Simon Birmingham: Well, as a government what we have done is act in the areas that are within our control and sphere. We don’t get to control and set global oil prices. What we do get to control are the policies in terms of supporting additional storage for fuel in Australia, the maintenance of processing facilities in Australia in relation to fuel. We’ve put real dollars on the table to make sure we create more of those storage facilities to ensure that we have a situation where fuel is still refined in Australia and that we keep refineries in Australia.
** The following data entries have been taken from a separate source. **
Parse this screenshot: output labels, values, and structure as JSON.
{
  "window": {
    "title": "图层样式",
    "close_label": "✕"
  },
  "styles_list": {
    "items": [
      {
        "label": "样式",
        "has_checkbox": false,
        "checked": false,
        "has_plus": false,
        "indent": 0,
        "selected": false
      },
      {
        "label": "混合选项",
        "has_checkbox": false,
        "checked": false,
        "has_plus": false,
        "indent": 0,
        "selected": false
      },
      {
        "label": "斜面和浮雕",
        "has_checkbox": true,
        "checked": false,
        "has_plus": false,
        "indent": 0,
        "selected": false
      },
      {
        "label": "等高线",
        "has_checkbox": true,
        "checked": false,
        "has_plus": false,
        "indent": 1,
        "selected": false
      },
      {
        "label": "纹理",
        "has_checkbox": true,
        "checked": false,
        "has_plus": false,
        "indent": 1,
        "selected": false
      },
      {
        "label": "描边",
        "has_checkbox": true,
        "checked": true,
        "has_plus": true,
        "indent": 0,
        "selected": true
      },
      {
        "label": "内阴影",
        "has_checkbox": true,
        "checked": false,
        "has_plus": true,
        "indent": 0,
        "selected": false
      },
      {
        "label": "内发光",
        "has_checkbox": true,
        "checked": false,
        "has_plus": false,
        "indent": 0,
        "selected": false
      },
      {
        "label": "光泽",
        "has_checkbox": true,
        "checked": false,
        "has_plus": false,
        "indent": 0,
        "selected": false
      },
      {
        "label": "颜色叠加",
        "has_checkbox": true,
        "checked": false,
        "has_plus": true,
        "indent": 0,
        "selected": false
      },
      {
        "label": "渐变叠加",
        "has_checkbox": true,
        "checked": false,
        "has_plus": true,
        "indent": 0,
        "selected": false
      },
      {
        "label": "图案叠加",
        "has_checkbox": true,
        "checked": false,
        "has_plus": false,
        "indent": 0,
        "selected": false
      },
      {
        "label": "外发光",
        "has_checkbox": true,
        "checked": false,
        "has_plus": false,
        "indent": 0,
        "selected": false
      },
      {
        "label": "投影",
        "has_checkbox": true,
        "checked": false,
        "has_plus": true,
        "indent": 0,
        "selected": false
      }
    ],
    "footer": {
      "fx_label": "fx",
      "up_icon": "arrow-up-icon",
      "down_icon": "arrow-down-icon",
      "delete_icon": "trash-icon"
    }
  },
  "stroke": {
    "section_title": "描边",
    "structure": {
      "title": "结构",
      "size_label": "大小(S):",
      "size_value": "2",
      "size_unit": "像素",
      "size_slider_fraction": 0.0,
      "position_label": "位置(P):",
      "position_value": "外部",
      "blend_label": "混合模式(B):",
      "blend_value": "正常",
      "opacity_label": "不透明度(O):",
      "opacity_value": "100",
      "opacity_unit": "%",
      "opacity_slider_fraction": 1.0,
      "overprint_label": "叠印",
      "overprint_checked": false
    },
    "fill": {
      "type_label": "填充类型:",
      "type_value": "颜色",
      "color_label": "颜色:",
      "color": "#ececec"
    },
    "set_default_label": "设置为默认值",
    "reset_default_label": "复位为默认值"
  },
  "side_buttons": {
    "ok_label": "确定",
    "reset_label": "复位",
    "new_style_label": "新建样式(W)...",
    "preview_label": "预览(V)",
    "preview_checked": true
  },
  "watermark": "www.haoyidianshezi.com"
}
They’re the types of measures that we’ve done within our control whilst ensuring that Australians in an environment of lower interest rates of lower taxes and of lower electricity prices are better able to withstand some of those global pressures that come along.
Journalist: One of the criticisms though there isn’t that critical mass in the Australian economy to cover the shortfall in terms of what’s available, refined locally gets what we had to bring in and an intervening period while you get that critical mass up. What control can you possibly have on retail prices?
Simon Birmingham: Well, it’s why we’ve invested in terms of refinery capacity and in terms of ensuring that we keep those refineries in Australia and that we have more storage of fuels in Australia. But the global oil price is set by global factors well outside of Australia. And the important thing we can do for Australians is precisely what we’ve done on fuel, which is to retain as much refining capacity here for the future by backing in those refiners willing to invest in our country, create more storage capacity in Australia, but also to make sure that Australians have the strongest possible economy, the greatest possible job security to be able to withstand these challenges and as much cash in their pocket from lower taxes and lower electricity prices, and strong job security as possible to be able to withstand any of the global shocks that come along. We’ve all had to withstand the global shocks of COVID-19. There will always be certain global shocks and pressures. The important thing is ensuring that we create the strongest environment in Australia for people to be able to withstand those shocks. Thank you.